Sony Puts Record Straight on High frame Rates

Sony has hit back at perceptions that competitor Christie is leading the charge to introduce high frame rate projection systems into cinema exhibition, claiming that its systems are already advanced for HFR display today.

Christie made headlines when it received the backing of James Cameron in demonstrations of HFR at Cinemacon and IBC earlier this year. It also signed a five year pact with Cameron’s Lightstorm Entertainment to develop and market high frame rate systems.

The series II projectors of Christie and its fellow DLP-based TI licensees, Barco and NEC, require a software upgrade and the installation of an Integrated Media Block (IMB) which overcomes the bandwidth limitations in the connection from server to projector.

All the major projection systems vendors are likely to offer the relatively simple HFR upgrades so that exhibitors avoid having to fund a full system replacement. One estimate puts the cost of an IMB plus firmware upgrade at US $3,000.

Sony also requires a firmware upgrade but has an IMB already incorporated in the design of its SXRD 4K projectors. Peter Jackson’s The Hobbit could be projected at 2x48 fps (96 fps) today with the addition of that firmware, Sony claims. All that is missing is the revision of the DCI specifications, which currently only support 48 fps mainly for the purpose of 2x24 fps playback for 3D.

HFR is claimed to improve the image quality, particularly over standard 24fps, on fast-moving scenes and camera pans by reducing visual artefacts such as motion blur, judder, and flicker. The effect is even more apparent on 3D features, since the human eye and brain are more sensitive to such artefacts when separate left and right images are projected, “in particular with systems using triple flash,” said Oliver Pasch, head of european digital cinema sales at Sony Professional.

In fact, the brunt of the cost of switching to higher frame rates will be borne by post production, which is required to increase disk storage space and allocate more time to render special effects. This increases again if 4K projection of 3D content (96fps 4K) is desired.

The DCI specifies that films must be compressed using JPEG 2000 with a maximum bit-rate of 250Mbps. That would ramp up to 400-480Mbps for 48fps and 500-600Mbps for 60 fps. The size of the DCP will increase in similar proportions.
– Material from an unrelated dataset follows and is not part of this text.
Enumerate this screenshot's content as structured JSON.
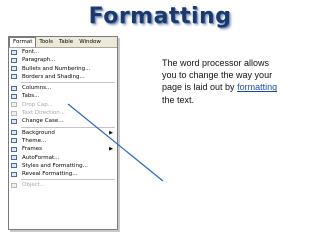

Matt Cuson, senior director of cinema, Dolby Laboratories, notes that some industry studies suggest that an 8K resolution really starts to have a dramatic effect, but HFR will be the most dramatic visual improvement the industry will see in the short term.

Source: TVB Europe